┌──

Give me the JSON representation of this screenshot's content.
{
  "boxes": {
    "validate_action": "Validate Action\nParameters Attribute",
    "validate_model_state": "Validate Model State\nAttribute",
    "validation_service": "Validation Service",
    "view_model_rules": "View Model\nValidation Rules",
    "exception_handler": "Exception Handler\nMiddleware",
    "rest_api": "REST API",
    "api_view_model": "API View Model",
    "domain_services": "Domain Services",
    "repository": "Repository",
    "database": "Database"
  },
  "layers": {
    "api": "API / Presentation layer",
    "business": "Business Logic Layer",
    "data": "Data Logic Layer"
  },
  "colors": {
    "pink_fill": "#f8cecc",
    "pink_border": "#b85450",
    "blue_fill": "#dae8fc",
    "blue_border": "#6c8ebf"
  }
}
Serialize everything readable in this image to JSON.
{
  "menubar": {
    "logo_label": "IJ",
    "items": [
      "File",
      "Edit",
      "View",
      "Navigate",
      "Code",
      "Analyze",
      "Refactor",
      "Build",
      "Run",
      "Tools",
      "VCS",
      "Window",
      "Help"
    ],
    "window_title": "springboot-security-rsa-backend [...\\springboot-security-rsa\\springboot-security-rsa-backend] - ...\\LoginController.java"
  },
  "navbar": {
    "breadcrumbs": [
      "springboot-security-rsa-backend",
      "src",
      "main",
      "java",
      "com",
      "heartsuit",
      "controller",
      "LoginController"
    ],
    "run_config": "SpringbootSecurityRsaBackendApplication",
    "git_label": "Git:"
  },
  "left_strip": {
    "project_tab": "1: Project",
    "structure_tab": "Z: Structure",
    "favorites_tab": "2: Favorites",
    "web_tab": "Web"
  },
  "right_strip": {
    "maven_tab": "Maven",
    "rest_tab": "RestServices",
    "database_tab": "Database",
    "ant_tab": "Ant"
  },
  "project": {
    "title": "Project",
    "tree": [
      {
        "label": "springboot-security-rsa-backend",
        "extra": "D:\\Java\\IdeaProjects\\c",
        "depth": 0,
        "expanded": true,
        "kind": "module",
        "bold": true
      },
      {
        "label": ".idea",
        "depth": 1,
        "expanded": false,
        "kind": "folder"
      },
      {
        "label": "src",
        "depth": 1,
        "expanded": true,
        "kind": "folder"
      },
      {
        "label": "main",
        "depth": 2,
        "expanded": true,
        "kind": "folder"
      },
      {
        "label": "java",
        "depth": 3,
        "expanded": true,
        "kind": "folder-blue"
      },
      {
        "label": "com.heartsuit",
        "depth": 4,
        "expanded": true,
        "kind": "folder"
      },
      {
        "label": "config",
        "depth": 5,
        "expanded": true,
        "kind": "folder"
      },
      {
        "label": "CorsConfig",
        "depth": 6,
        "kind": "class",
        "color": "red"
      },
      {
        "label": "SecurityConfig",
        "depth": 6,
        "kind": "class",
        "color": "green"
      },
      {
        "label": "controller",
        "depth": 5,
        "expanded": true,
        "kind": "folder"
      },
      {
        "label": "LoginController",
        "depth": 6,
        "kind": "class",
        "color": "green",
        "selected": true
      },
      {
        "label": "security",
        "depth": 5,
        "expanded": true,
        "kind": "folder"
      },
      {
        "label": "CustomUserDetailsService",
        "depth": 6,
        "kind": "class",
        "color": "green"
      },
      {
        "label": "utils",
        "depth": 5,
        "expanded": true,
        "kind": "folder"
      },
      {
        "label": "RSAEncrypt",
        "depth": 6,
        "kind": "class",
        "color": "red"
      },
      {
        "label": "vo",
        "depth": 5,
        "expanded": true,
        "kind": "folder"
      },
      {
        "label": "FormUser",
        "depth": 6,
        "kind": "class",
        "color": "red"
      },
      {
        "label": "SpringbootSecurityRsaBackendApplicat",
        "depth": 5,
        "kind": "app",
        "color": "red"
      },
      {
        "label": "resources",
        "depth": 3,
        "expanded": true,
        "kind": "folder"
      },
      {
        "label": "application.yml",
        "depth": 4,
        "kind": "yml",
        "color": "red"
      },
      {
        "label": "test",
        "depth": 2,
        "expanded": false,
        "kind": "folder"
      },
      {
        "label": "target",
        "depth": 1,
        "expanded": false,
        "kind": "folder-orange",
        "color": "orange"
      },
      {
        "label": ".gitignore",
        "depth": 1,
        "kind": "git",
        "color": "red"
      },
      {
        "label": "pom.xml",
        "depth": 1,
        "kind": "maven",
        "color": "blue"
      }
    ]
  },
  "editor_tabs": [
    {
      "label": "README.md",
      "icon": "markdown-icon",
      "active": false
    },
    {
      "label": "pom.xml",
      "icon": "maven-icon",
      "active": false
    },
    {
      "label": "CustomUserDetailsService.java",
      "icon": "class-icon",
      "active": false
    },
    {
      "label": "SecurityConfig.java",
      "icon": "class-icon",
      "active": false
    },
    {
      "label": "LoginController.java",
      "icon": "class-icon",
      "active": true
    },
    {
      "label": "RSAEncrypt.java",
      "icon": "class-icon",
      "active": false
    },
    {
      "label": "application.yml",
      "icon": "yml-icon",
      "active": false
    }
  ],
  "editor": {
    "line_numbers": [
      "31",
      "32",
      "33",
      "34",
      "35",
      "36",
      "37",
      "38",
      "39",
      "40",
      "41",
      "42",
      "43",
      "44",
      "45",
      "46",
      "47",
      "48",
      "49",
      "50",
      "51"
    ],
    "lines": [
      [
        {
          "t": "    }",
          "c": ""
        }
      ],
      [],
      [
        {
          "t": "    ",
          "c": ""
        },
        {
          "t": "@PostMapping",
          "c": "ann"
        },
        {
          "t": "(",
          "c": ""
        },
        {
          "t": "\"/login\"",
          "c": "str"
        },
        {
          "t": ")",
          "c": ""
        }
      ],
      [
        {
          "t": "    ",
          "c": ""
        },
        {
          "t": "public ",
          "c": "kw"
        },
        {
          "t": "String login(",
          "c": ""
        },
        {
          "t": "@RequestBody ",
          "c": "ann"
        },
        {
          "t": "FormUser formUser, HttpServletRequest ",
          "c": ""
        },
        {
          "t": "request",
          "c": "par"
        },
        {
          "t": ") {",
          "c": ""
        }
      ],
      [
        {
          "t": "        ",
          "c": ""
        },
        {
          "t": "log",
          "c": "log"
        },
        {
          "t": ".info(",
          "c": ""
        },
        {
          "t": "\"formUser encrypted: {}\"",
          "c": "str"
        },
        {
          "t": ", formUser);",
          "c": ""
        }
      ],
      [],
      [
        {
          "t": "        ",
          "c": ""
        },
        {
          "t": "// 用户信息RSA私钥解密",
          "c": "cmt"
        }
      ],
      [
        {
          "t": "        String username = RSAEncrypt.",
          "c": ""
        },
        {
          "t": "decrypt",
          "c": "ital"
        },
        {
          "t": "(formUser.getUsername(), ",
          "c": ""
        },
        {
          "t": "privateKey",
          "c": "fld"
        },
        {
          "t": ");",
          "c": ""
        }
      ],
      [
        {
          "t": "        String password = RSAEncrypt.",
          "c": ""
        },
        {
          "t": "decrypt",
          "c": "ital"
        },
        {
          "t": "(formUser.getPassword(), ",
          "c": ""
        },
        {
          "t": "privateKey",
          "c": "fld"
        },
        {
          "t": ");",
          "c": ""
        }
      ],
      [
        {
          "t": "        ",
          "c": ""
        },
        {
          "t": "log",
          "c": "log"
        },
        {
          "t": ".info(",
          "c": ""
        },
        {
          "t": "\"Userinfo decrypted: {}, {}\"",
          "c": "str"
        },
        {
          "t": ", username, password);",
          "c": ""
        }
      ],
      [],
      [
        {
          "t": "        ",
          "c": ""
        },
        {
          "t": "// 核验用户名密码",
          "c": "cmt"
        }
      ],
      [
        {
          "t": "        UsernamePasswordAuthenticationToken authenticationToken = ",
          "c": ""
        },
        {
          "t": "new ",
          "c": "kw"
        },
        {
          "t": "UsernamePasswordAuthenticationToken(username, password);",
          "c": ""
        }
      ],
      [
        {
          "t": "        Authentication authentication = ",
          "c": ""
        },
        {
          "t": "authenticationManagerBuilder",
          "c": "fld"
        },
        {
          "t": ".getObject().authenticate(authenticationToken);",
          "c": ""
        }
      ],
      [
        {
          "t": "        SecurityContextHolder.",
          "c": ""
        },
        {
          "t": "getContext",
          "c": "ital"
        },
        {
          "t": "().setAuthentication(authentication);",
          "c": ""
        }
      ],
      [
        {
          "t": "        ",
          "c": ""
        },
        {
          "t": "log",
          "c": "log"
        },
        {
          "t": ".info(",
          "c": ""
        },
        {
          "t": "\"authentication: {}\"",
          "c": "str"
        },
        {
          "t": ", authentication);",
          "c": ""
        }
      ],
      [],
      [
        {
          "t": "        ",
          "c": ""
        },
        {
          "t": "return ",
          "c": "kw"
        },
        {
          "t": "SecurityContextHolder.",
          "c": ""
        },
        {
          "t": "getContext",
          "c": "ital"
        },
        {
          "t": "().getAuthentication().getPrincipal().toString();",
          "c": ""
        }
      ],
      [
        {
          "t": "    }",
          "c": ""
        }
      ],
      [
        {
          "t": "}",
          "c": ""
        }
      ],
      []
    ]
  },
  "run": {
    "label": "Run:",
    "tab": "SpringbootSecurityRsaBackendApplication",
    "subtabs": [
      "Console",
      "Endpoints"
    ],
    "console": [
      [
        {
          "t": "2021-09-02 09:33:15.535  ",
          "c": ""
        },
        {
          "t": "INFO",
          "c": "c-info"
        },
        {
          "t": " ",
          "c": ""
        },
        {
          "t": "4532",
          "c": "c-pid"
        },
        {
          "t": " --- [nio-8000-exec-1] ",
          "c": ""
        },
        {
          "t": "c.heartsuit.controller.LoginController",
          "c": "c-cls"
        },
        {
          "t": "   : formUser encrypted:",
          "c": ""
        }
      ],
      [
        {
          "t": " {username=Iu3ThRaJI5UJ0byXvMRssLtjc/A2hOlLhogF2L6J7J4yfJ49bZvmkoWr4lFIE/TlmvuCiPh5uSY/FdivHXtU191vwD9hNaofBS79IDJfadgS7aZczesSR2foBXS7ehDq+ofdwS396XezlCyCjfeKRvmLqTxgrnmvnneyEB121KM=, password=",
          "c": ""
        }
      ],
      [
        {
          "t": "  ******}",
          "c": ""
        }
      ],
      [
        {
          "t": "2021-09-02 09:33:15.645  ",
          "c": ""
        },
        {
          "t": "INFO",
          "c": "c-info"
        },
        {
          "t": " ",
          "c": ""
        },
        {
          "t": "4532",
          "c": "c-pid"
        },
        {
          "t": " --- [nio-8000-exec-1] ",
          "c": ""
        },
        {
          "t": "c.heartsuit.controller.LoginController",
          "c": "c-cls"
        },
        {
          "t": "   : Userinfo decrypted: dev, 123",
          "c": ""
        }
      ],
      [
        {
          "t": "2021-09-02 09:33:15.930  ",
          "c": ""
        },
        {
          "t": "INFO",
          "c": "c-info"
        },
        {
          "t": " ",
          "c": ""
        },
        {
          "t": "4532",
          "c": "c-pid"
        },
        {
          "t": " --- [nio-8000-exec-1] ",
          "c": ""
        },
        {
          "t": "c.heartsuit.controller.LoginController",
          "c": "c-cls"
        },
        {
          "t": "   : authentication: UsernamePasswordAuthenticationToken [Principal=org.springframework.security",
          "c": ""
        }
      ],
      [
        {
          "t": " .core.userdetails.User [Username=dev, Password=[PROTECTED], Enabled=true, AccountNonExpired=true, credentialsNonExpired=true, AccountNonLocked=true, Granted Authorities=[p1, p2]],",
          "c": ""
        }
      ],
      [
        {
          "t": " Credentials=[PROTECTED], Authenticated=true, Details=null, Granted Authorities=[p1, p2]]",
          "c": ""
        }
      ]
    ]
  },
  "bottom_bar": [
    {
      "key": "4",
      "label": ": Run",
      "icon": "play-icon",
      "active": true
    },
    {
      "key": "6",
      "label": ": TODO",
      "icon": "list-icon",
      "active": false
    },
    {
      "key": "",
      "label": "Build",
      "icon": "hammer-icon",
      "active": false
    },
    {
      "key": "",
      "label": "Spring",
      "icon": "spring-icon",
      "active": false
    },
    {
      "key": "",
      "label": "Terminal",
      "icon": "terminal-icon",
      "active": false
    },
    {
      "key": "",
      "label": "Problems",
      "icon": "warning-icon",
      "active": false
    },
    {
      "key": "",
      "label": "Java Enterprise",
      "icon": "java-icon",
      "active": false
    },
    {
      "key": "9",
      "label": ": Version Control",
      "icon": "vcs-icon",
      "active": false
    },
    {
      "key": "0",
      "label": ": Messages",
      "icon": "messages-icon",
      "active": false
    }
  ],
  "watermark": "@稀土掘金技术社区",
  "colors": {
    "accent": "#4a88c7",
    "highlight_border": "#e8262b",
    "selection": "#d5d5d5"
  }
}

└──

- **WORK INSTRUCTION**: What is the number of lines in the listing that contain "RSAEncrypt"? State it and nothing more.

- **ANSWER SECTION**: 4